The Art Institute’s Department of Textiles is fortunate to own a large collection, some 200 in all, of kesa, the rectangular or trapezoidal outer garment traditionally worn by Buddhist monks and priests in Japan. The textiles have been mostly acquired over the years by donations from various private collectors, but the largest group and many of the most significant pieces came from the collection of Ralph and Mary Hays in 2004. Although a few examples of our kesa have been displayed in the past, this is the first exhibition at the Art Institute to present an overview of this distinctive group of textiles.
Often described as a mantle or robe, the kesa is worn draped diagonally over the left shoulder and under the right armpit. The Japanese term kesa derives from the Sanskrit word kasaya (or turbulence, an allusion to the dyeing process) and indicates the garment’s Indian origin. Indeed, as a reminder of this origin and the historical Buddha’s own simple patched garment, kesa are formed from many fragments of the same cloth. Within each garment, the fragments are typically organized in a series of columns framed by a border with mitered corners. The number of columns, ranging from five to 25 but most often seven, indicates both the specific function of that garment and also the rank of the wearer within the religious hierarchy. Many examples are adorned with six added squares, usually from a different fabric, that reinforced points of stress from wear but have assumed symbolic value as well. Attached rings, loops, and cords helped hold the garments in place when worn.
Although there are earlier examples, particularly in Japanese temple collections, most surviving kesa date from the Edo period (1615–1868) and the Meiji period (1868–1912). The fabrics used during these periods are often highly patterned and made of sumptuous materials, in aristocratic defiance of the garments’ humble beginnings. Some of the fabrics are reused garments—Noh theatrical robes, kimonos, even Chinese robes—donated to temples by wealthy devotees. This selection of 23 kesa shows both the range and exquisite intricacy of this beautiful and historically rich garment.
3 hours 47 min ago The Art Institute of Chicago Just like the museum's collection comes from artists around the world, so does the Museum Shop’s assortment of products. We source exclusive products from artisans that are inspired by the cultures, mediums, and techniques represented in our museum collection. View our assortment of unique items from India.
12 hours 55 min ago The Art Institute of Chicago NOW ON VIEW—Provoke: Photography in Japan between Protest and Performance, 1960–1975
Provoke was the English-language title for a Japanese photo magazine of the late 1960s; the name also designates the group of photographers and writers who put that formative publication together.
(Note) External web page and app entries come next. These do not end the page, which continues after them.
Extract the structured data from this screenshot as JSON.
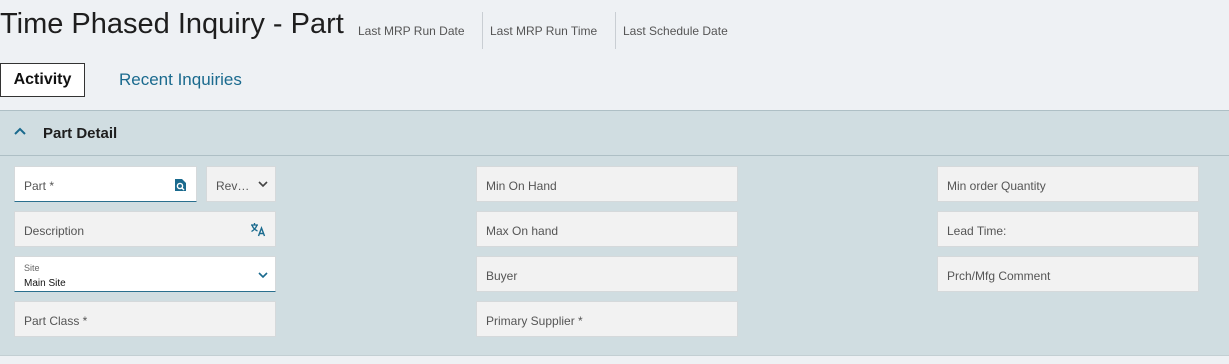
{
  "header": {
    "title": "Time Phased Inquiry - Part",
    "meta": [
      "Last MRP Run Date",
      "Last MRP Run Time",
      "Last Schedule Date"
    ]
  },
  "tabs": {
    "active": "Activity",
    "link": "Recent Inquiries"
  },
  "panel": {
    "title": "Part Detail",
    "fields": {
      "part": "Part *",
      "rev": "Rev…",
      "description": "Description",
      "site_label": "Site",
      "site_value": "Main Site",
      "part_class": "Part Class *",
      "min_on_hand": "Min On Hand",
      "max_on_hand": "Max On hand",
      "buyer": "Buyer",
      "primary_supplier": "Primary Supplier *",
      "min_order_qty": "Min order Quantity",
      "lead_time": "Lead Time:",
      "prch_mfg_comment": "Prch/Mfg Comment"
    }
  },
  "icons": {
    "part_search": "search-document-icon",
    "translate": "translate-icon",
    "dropdown": "chevron-down-icon",
    "collapse": "chevron-up-icon"
  },
  "colors": {
    "accent": "#1a6a8e",
    "panel_bg": "#d0dde1",
    "page_bg": "#eef1f4"
  }
}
Their influence has grown so great that the “Provoke era” is now international shorthand for sixties counterculture in Japan. This generational uprising swelled from the massive unrest, and sheer cultural disorientation, that accompanied the country’s transformation from ruined empire to superpower after World War II.
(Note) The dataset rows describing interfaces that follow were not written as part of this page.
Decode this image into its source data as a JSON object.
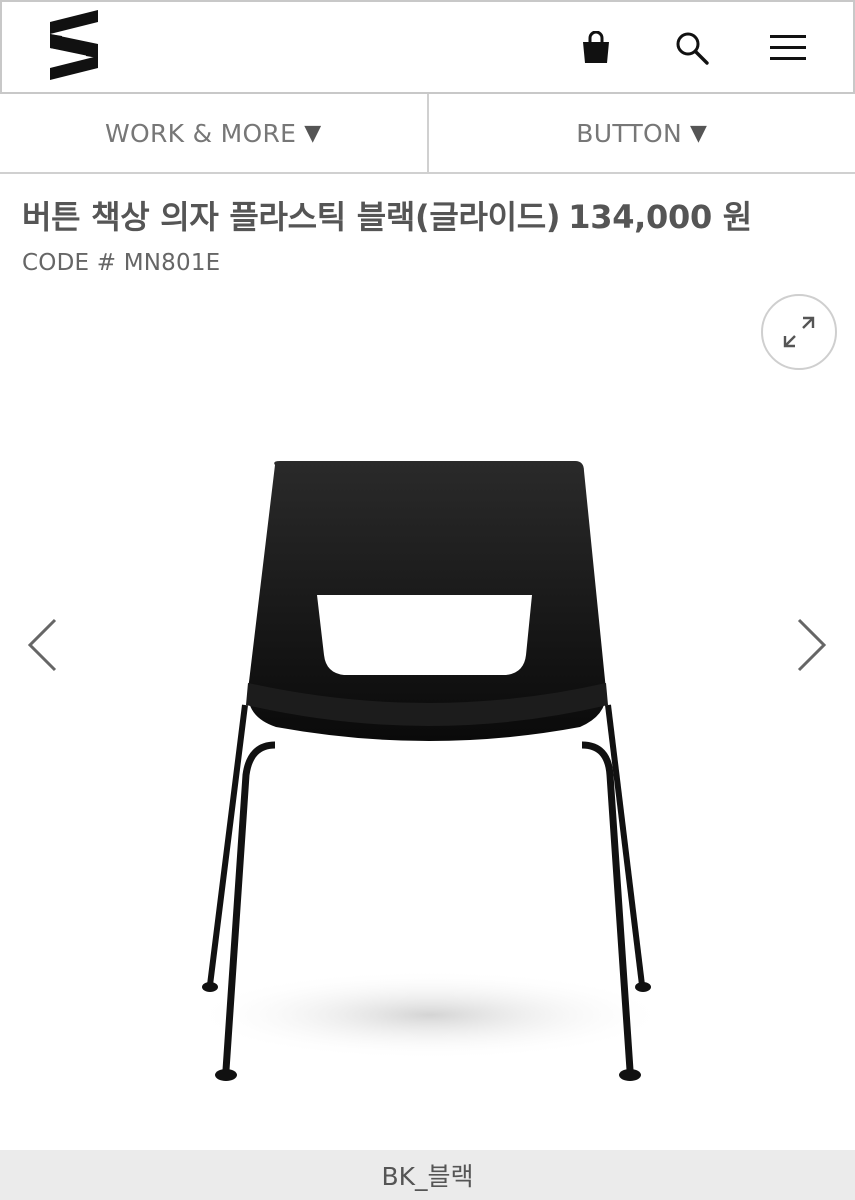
{
  "header": {
    "logo_icon": "brand-s-logo",
    "cart_icon": "shopping-bag-icon",
    "search_icon": "search-icon",
    "menu_icon": "hamburger-menu-icon"
  },
  "categories": [
    {
      "label": "WORK & MORE",
      "arrow": "▼"
    },
    {
      "label": "BUTTON",
      "arrow": "▼"
    }
  ],
  "product": {
    "name": "버튼 책상 의자 플라스틱 블랙(글라이드)",
    "price": "134,000 원",
    "code": "CODE # MN801E"
  },
  "gallery": {
    "zoom_icon": "expand-icon",
    "prev_icon": "chevron-left-icon",
    "next_icon": "chevron-right-icon",
    "caption": "BK_블랙"
  },
  "colors": {
    "text": "#555555",
    "border": "#d0d0d0",
    "caption_bg": "#ebebeb",
    "chair": "#111111"
  }
}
This exhibition places the achievements of Provoke alongside those of protesters and protest collectives, who made riveting photobooks, films, and photographs throughout the same era, as well as artists and art collectives keenly interested in live performance and its relation to the mechanical image.
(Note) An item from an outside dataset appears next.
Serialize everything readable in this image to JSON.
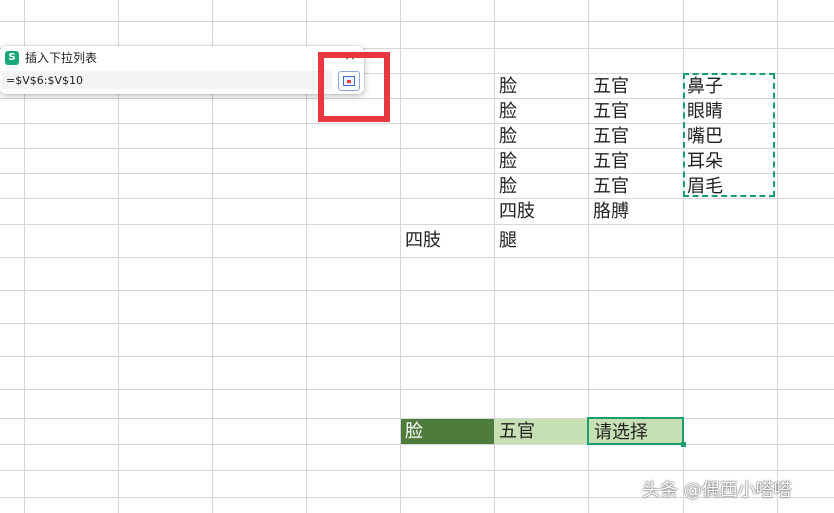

16 hours 27 min ago The Art Institute of Chicago NEW ACQUISITION—In the early decades of the sixteenth century, Antwerp was a great center of commerce, finance, and luxury trade. The Flemish city attracted innovative painters like Quentin Massys, Jan Gossart, and Joos van Cleve working in a style that combined northern traditions with Italianate forms. Numerous other painters, whose work is only known under names of convenience, like the Master of the Lille Adoration, swelled the ranks of the Antwerp guild.
Saint Jerome in Penitence (by the Master of the Lille Adoration) is an ideal addition to our collection and can be seen alongside other exemplary paintings from Renaissance Antwerp—on view in Gallery 207.